#### What to do
The data needs to be returned in full, exactly as it reads.

(Items from an interface collection)
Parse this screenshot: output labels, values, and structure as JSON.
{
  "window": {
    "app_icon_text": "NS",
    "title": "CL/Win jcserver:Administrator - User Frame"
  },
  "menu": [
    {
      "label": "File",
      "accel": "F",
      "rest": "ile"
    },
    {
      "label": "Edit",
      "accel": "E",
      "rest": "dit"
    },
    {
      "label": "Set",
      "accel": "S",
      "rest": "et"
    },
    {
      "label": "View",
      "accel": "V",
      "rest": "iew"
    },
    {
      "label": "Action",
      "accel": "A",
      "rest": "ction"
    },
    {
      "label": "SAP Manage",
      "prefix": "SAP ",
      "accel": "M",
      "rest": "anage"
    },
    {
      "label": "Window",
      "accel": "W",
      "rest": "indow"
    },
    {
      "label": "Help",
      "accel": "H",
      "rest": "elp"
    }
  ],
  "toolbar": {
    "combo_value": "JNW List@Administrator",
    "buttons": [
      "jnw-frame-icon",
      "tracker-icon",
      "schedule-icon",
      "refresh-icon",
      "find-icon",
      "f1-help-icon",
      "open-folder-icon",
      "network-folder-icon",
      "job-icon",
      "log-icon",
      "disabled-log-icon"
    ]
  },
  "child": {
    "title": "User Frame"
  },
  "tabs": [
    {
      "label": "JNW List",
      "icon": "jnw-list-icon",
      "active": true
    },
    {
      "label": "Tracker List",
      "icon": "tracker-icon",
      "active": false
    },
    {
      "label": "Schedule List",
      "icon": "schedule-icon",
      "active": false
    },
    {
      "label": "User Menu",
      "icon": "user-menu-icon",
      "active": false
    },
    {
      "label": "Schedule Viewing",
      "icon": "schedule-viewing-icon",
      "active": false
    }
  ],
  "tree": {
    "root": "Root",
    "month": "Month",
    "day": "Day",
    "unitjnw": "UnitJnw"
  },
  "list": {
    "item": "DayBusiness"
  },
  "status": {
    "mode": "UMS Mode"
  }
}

#### Solution
Parse this screenshot: output labels, values, and structure as JSON.
{
  "window": {
    "app_icon_text": "NS",
    "title": "CL/Win jcserver:Administrator - User Frame"
  },
  "menu": [
    {
      "label": "File",
      "accel": "F",
      "rest": "ile"
    },
    {
      "label": "Edit",
      "accel": "E",
      "rest": "dit"
    },
    {
      "label": "Set",
      "accel": "S",
      "rest": "et"
    },
    {
      "label": "View",
      "accel": "V",
      "rest": "iew"
    },
    {
      "label": "Action",
      "accel": "A",
      "rest": "ction"
    },
    {
      "label": "SAP Manage",
      "prefix": "SAP ",
      "accel": "M",
      "rest": "anage"
    },
    {
      "label": "Window",
      "accel": "W",
      "rest": "indow"
    },
    {
      "label": "Help",
      "accel": "H",
      "rest": "elp"
    }
  ],
  "toolbar": {
    "combo_value": "JNW List@Administrator",
    "buttons": [
      "jnw-frame-icon",
      "tracker-icon",
      "schedule-icon",
      "refresh-icon",
      "find-icon",
      "f1-help-icon",
      "open-folder-icon",
      "network-folder-icon",
      "job-icon",
      "log-icon",
      "disabled-log-icon"
    ]
  },
  "child": {
    "title": "User Frame"
  },
  "tabs": [
    {
      "label": "JNW List",
      "icon": "jnw-list-icon",
      "active": true
    },
    {
      "label": "Tracker List",
      "icon": "tracker-icon",
      "active": false
    },
    {
      "label": "Schedule List",
      "icon": "schedule-icon",
      "active": false
    },
    {
      "label": "User Menu",
      "icon": "user-menu-icon",
      "active": false
    },
    {
      "label": "Schedule Viewing",
      "icon": "schedule-viewing-icon",
      "active": false
    }
  ],
  "tree": {
    "root": "Root",
    "month": "Month",
    "day": "Day",
    "unitjnw": "UnitJnw"
  },
  "list": {
    "item": "DayBusiness"
  },
  "status": {
    "mode": "UMS Mode"
  }
}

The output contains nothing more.